The burgers are ready to turn when they've got nice grill marks on the first side, and they release easily from the grill. Turn the burgers just once. Because these burgers are loosely packed, they could fall apart if you turn them over and over. Do NOT press down on the burgers with your spatula; it only squeezes out the juices.
If you like cheese on your burger, add it in the last two minutes of cooking time, so it gets nice and melty. And put your buns, cut side down, on the grill about a minute before the burgers are done.
Check for doneness by touch or using an instant-read thermometer, inserted sideways into the center of the burger.
Unlike most meats, burgers don't need to sit and rest after they come off the grill.

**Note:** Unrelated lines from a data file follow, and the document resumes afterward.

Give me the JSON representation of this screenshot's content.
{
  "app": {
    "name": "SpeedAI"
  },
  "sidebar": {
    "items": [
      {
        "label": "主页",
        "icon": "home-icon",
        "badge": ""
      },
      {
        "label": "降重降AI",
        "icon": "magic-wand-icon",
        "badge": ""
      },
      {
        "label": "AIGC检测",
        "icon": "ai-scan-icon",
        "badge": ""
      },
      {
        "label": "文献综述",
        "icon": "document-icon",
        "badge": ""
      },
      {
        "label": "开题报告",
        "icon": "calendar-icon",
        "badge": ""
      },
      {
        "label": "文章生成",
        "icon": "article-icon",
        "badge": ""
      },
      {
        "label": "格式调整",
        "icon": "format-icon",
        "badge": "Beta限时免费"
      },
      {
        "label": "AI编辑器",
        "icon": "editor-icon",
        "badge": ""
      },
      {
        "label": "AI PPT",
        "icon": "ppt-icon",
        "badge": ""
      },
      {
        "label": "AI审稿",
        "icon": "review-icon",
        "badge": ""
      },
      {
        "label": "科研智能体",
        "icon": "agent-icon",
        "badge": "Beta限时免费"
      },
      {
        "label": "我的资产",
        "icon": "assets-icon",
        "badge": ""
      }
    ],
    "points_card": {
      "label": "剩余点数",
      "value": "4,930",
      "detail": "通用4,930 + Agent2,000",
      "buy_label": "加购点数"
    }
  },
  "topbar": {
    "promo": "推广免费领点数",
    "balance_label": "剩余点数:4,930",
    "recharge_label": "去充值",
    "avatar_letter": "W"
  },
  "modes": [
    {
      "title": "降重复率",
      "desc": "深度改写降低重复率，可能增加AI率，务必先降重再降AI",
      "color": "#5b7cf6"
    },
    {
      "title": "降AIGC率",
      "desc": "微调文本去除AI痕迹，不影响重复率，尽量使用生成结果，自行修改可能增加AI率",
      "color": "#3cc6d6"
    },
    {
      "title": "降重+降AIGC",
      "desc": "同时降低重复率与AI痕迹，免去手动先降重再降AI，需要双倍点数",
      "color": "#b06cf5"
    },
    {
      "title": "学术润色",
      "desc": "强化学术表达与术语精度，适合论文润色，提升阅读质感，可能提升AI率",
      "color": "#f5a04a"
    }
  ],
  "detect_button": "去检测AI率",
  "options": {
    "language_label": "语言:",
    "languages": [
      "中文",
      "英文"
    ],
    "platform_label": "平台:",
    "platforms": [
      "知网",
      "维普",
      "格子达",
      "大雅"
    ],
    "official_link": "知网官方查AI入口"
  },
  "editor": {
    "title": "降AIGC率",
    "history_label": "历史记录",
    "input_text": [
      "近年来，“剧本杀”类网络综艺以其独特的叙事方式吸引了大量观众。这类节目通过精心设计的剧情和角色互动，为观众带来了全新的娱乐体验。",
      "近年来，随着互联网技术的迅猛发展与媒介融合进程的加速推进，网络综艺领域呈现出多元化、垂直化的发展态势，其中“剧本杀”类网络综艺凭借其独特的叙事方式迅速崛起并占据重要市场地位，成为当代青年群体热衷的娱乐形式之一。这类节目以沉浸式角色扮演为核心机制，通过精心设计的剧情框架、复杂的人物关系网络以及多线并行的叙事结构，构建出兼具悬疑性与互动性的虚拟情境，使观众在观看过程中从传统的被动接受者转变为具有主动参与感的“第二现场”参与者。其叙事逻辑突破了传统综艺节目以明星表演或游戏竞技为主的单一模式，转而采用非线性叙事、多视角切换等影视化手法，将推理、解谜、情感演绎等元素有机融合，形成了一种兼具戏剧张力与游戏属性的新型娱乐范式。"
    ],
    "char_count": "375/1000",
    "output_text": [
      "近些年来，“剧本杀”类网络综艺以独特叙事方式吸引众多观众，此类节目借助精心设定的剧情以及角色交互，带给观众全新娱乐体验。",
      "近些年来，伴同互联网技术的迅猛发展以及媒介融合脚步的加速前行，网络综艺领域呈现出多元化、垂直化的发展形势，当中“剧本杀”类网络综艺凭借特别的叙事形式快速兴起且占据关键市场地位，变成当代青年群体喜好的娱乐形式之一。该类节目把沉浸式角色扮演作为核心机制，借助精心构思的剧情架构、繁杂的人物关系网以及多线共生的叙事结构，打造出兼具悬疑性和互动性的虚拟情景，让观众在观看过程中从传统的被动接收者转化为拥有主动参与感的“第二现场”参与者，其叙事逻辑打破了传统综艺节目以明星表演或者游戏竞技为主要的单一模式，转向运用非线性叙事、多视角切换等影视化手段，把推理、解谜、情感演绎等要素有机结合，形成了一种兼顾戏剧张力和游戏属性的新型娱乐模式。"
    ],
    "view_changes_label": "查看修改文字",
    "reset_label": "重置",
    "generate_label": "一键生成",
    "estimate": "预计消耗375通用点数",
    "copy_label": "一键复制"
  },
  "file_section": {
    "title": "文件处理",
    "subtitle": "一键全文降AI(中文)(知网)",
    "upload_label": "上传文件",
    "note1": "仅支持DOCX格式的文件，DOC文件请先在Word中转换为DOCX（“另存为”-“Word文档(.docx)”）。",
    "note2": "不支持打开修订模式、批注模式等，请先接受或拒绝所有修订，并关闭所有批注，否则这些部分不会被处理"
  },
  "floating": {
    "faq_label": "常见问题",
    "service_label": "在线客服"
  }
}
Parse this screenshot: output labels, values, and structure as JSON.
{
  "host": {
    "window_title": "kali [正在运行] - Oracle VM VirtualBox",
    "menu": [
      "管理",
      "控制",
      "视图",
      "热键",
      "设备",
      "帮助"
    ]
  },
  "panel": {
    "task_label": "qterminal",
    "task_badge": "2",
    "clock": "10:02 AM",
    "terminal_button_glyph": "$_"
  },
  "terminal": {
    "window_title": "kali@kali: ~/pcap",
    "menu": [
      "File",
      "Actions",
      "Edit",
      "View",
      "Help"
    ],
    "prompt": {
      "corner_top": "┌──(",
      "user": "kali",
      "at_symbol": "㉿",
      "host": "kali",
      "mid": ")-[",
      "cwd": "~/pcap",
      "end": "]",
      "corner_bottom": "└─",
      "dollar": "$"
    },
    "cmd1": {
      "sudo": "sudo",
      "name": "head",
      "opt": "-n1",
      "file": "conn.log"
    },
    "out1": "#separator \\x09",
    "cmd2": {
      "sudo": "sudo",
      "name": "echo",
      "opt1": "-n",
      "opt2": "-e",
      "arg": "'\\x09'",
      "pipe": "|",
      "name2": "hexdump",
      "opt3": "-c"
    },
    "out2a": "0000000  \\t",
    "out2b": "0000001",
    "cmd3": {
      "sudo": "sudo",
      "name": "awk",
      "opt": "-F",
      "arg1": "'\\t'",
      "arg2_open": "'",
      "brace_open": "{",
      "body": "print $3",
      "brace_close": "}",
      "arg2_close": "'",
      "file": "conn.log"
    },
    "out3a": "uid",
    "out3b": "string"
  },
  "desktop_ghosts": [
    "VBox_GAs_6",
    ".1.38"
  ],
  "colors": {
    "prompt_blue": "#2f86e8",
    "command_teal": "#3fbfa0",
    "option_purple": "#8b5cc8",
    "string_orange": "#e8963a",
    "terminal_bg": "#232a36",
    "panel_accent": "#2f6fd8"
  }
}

Dress them with whatever toppings you like, and serve right away!
More Burger Recipes:
Middle Eastern Turkey Burger
Katrina's Seattle Salmon Burger
Stuffed Blue Cheese Burgers
Tips for Making Better Burgers
Ingredient Profile: Ground Beef
The Other Red Meat
Q&A: How to Keep Grill Grates Clean
|Lesson 1: The Perfect Burger
||Lesson 2: Great Steaks on the Grill||Lesson 3: How to Start a Charcoal Fire|
|Lesson 4: The Two-Zone Fire||Lesson 5: How to Grill Bone-In Chicken Parts||Lesson 6: How to Add Smoke to a Gas Grill|
|Lesson 7: How to Grill Fish||Lesson 8: Lump vs. Briquette Charcoal||Lesson 9: Slow-Smoked Pork Shoulder|
|Lesson 10: Real Barbecued Ribs|